Today’s optional CEO photo targets, in the current LVLH attitude no longer limited by flight rule constraints on the use of the Lab nadir/science window, except for the shutter closure and condensation-prevention plan (limited to 90 min. in 24 hours), were Internal waves, Tuamotu Archipelago (weather was marginal this pass as a dissipating cold front increases cloudiness over the region. However, the crew was to look left of track for glint among the atolls and islands of the main Tuamotu Archipelago), and Internal waves, Patagonian Shelf (marginal weather for this target.  This pass looked to be the best of several the crew had today. Looking left of track for glint right along the coast from the Valdes Peninsula northeastward).

CEO images can be viewed at these websites:

See also the website “Space Station Challenge” at:

To view the latest photos taken by the expedition 9 crew visit:

ISS Location NOW

Full Size/Update
Real Time ISS TrackerMore Links

ISS Orbit  (as of this morning, 8:44am EDT [= epoch]):

  • Mean altitude — 359.9 km
  • Apogee height — 364.1 km
  • Perigee height — 355.8 km
  • Period — 91.7 min.
  • Inclination (to Equator) —  51.6308 deg
  • Eccentricity — 0.0004037
  • Solar Beta Angle — 72.3 deg
  • Orbits per 24-hr. day — 15.70
  • Mean altitude loss in last 24 hours — 18 m (!)
  • Revolutions since FGB/Zarya launch (Nov. ’98)  — 32198

ISS Altitude History

Apogee height Mean AltitudePerigee height

ISS Altitude History

For more on ISS orbit and worldwide ISS naked-eye visibility dates/times, see In addition, information on International Space Station sighting opportunities can be found at on NASA’s Human Spaceflight website.

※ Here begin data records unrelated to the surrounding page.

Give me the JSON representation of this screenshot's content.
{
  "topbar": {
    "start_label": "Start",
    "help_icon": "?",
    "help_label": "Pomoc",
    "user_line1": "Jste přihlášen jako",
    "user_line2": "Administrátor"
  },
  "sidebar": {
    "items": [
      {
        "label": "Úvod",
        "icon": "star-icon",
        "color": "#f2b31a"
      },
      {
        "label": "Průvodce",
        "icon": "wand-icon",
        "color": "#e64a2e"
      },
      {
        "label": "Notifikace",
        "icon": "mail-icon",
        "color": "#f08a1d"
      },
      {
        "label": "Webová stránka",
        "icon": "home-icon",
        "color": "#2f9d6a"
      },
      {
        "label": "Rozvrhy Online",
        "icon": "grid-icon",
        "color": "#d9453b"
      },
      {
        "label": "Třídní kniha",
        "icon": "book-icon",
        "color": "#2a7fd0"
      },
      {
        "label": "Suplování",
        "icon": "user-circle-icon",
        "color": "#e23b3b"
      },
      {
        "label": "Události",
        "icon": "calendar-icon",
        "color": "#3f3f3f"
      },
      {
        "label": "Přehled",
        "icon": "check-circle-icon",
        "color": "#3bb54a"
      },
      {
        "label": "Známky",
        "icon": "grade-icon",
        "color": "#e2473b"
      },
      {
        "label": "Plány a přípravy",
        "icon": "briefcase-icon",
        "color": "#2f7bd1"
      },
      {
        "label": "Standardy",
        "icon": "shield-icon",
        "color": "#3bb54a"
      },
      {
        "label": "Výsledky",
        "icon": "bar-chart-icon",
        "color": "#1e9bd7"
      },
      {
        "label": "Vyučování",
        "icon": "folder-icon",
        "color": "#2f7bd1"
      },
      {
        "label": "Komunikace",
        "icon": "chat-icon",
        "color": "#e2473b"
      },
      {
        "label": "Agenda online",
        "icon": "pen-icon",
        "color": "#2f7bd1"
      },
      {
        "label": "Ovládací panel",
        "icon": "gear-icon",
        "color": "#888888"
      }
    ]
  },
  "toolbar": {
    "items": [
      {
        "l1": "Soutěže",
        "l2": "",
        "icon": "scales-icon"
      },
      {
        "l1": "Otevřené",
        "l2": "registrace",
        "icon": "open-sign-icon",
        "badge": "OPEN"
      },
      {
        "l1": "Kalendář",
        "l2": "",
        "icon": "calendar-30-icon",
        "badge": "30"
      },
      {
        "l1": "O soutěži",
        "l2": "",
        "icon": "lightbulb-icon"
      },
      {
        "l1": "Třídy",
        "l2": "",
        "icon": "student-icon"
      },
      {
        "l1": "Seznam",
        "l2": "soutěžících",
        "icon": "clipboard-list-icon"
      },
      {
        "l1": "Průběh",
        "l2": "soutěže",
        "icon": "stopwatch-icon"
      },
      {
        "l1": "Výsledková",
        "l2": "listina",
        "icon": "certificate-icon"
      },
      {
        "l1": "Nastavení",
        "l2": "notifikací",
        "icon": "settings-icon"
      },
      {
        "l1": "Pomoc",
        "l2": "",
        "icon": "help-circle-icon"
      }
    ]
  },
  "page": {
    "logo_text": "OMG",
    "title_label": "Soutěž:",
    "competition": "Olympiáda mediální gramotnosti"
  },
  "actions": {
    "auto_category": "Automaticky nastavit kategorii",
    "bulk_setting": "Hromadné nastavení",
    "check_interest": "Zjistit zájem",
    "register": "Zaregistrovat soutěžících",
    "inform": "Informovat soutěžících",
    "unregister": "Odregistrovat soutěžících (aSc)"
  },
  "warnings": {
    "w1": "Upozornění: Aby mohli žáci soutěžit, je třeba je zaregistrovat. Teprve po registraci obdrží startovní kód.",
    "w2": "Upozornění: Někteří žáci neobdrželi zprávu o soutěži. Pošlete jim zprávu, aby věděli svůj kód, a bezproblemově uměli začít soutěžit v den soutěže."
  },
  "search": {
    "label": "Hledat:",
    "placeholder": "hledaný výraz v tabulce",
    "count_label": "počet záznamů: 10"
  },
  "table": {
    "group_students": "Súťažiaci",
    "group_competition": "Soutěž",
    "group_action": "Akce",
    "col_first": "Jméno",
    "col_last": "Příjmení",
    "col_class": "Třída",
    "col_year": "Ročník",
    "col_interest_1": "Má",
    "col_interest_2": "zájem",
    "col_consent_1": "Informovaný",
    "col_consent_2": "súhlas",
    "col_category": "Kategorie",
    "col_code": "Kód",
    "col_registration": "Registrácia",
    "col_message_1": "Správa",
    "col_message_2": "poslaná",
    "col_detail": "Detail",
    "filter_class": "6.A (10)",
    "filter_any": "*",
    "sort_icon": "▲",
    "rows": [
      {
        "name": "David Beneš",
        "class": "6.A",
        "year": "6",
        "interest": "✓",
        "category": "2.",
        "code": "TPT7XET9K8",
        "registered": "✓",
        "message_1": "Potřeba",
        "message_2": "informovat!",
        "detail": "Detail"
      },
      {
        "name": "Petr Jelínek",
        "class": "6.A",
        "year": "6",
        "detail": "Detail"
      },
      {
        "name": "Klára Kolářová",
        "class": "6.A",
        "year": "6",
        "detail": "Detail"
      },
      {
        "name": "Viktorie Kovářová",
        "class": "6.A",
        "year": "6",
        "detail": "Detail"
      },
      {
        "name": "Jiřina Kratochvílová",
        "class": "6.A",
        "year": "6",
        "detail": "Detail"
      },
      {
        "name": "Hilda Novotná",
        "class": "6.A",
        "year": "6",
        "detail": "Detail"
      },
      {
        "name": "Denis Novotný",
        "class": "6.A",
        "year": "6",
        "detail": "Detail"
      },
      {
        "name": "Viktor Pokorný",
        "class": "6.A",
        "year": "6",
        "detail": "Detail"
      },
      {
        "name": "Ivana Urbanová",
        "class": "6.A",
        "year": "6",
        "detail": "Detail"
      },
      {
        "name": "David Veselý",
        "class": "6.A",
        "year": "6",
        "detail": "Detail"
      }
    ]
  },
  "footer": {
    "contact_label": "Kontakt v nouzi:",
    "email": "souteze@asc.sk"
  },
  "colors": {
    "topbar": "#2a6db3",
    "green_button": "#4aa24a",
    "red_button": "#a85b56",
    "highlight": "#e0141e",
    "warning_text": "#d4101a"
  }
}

The current location of the International Space Station can be found at at NASA’s Marshall Space Flight Center. Additional satellite tracking resources can be found at

SpaceRef staff editor.